Suicide bomber kills two at Zimbabwe cricket match: Pakistan minister

Police inspect the site of a blast that occurred during the cricket match between Pakistan and Zimbabwe, near Gaddafi Stadium in Lahore, Pakistan. Image by: STRINGER / REUTERS
Police inspect the site of a blast that occurred during the cricket match between Pakistan and Zimbabwe, near Gaddafi Stadium in Lahore, Pakistan. Image by: STRINGER / REUTERS

A Pakistani minister admitted on Saturday that a suicide bomber was responsible for an explosion outside Lahore’s Gaddafi Stadium that killed two people during a Pakistan-Zimbabwe cricket match, despite police insisting the explosion was accidental.

Friday’s incident, which triggered a news blackout in Pakistani media, came despite heavy security for the country’s first cricket series on home soil since an attack on the Sri Lankan team bus in March 2009.

Police inspect the site of a blast that occurred during the cricket match between Pakistan and Zimbabwe, near Gaddafi Stadium in Lahore, Pakistan. Image by: STRINGER / REUTERS
Police inspect the site of a blast that occurred during the cricket match between Pakistan and Zimbabwe, near Gaddafi Stadium in Lahore, Pakistan.
Image by: STRINGER / REUTERS

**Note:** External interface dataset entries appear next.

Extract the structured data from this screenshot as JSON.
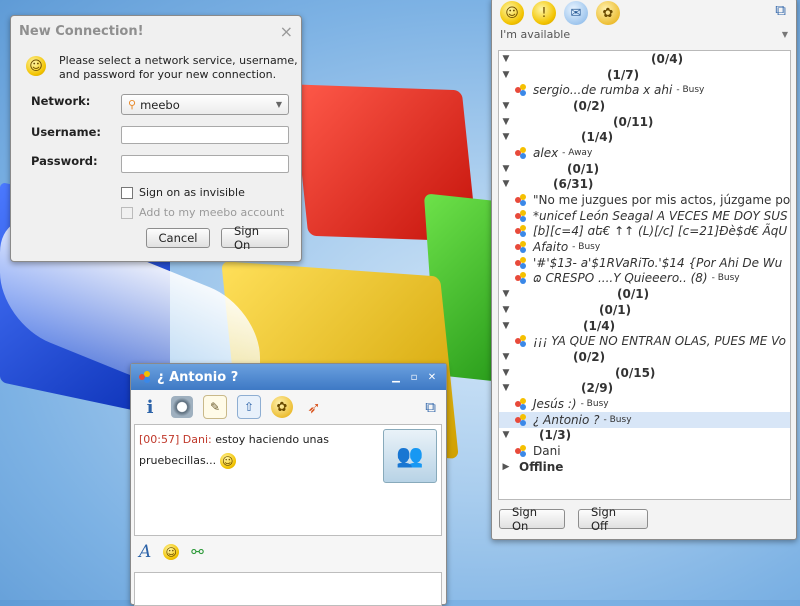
{
  "dialog": {
    "title": "New Connection!",
    "close_glyph": "×",
    "description_line1": "Please select a network service, username,",
    "description_line2": "and password for your new connection.",
    "network_label": "Network:",
    "network_value": "meebo",
    "username_label": "Username:",
    "username_value": "",
    "password_label": "Password:",
    "password_value": "",
    "invisible_label": "Sign on as invisible",
    "add_account_label": "Add to my meebo account",
    "cancel_label": "Cancel",
    "signon_label": "Sign On"
  },
  "contact_list": {
    "status_text": "I'm available",
    "rows": [
      {
        "kind": "group",
        "text": "(0/4)",
        "indent": 138
      },
      {
        "kind": "group",
        "text": "(1/7)",
        "indent": 94
      },
      {
        "kind": "contact",
        "name": "sergio...de rumba x ahi",
        "status": "- Busy"
      },
      {
        "kind": "group",
        "text": "(0/2)",
        "indent": 60
      },
      {
        "kind": "group",
        "text": "(0/11)",
        "indent": 100
      },
      {
        "kind": "group",
        "text": "(1/4)",
        "indent": 68
      },
      {
        "kind": "contact",
        "name": "alex",
        "status": "- Away"
      },
      {
        "kind": "group",
        "text": "(0/1)",
        "indent": 54
      },
      {
        "kind": "group",
        "text": "(6/31)",
        "indent": 40
      },
      {
        "kind": "contact",
        "name": "\"No me juzgues por mis actos, júzgame por",
        "status": "",
        "plain": true
      },
      {
        "kind": "contact",
        "name": "*unicef León Seagal A VECES ME DOY SUS",
        "status": ""
      },
      {
        "kind": "contact",
        "name": "[b][c=4] ɑե€ ↑↑ (L)[/c] [c=21]Ðè$d€ ÃqU",
        "status": ""
      },
      {
        "kind": "contact",
        "name": "Afaito",
        "status": "- Busy"
      },
      {
        "kind": "contact",
        "name": "'#'$13- a'$1RVaRiTo.'$14 {Por Ahi De Wu",
        "status": ""
      },
      {
        "kind": "contact",
        "name": "ɷ CRESPO ....Y Quieeero.. (8)",
        "status": "- Busy"
      },
      {
        "kind": "group",
        "text": "(0/1)",
        "indent": 104
      },
      {
        "kind": "group",
        "text": "(0/1)",
        "indent": 86
      },
      {
        "kind": "group",
        "text": "(1/4)",
        "indent": 70
      },
      {
        "kind": "contact",
        "name": "¡¡¡ YA QUE NO ENTRAN OLAS, PUES ME Vo",
        "status": ""
      },
      {
        "kind": "group",
        "text": "(0/2)",
        "indent": 60
      },
      {
        "kind": "group",
        "text": "(0/15)",
        "indent": 102
      },
      {
        "kind": "group",
        "text": "(2/9)",
        "indent": 68
      },
      {
        "kind": "contact",
        "name": "Jesús :)",
        "status": "- Busy"
      },
      {
        "kind": "contact",
        "name": "¿ Antonio ?",
        "status": "- Busy",
        "selected": true
      },
      {
        "kind": "group",
        "text": "(1/3)",
        "indent": 26
      },
      {
        "kind": "contact",
        "name": "Dani",
        "status": "",
        "plain": true
      },
      {
        "kind": "group",
        "text": "Offline",
        "indent": 6,
        "collapsed": true
      }
    ],
    "signon_label": "Sign On",
    "signoff_label": "Sign Off"
  },
  "chat": {
    "title": "¿ Antonio ?",
    "message_time": "[00:57]",
    "message_sender": "Dani:",
    "message_text_1": "estoy haciendo unas",
    "message_text_2": "pruebecillas...",
    "format_italic_glyph": "A"
  },
  "colors": {
    "accent_blue": "#3e79c5",
    "timestamp_color": "#c0392b",
    "status_busy": "#333333"
  }
}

“The suicide bomber failed to enter the stadium due to the bravery of our police,” Information Minister Pervez Rashid told private broadcaster Geo.

The attack took place about 1.5 kilometres (one mile) from the venue at “the outer security cordon of the stadium”, Rashid said, adding that it did not affect the match.

Security has been ratcheted up for the series with around 4,000 policemen guarding the stadium itself, and a further 2,000 along the route from the Zimbabwe team hotel to the venue.

The series, comprised of two Twenty20 matches and three one-day internationals, is the first since the 2009 attack on the Sri Lankan team left eight people dead.

After winning both Twenty20 matches, Pakistan also clinched the one-day series by chasing down a target of 269 in 47.2 overs in Friday’s meet.

The third and final one-day is to be played at the same venue on Sunday.

Despite Rashid’s comments, Lahore police insisted on Saturday that the incident was an “accidental blast” caused by an auto rickshaw’s gas cylinder exploding.

“It was a gas cylinder explosion and not a terrorist act,” a police spokesman told AFP. He said one policeman and the rickshaw driver died.

Police had earlier said the blast was a transformer explosion.

The news was blacked out in Pakistani media until the conclusion of the match in order to prevent panic, a decision Rashid praised in his remarks to Geo.

SOURCE: TIMES LIVE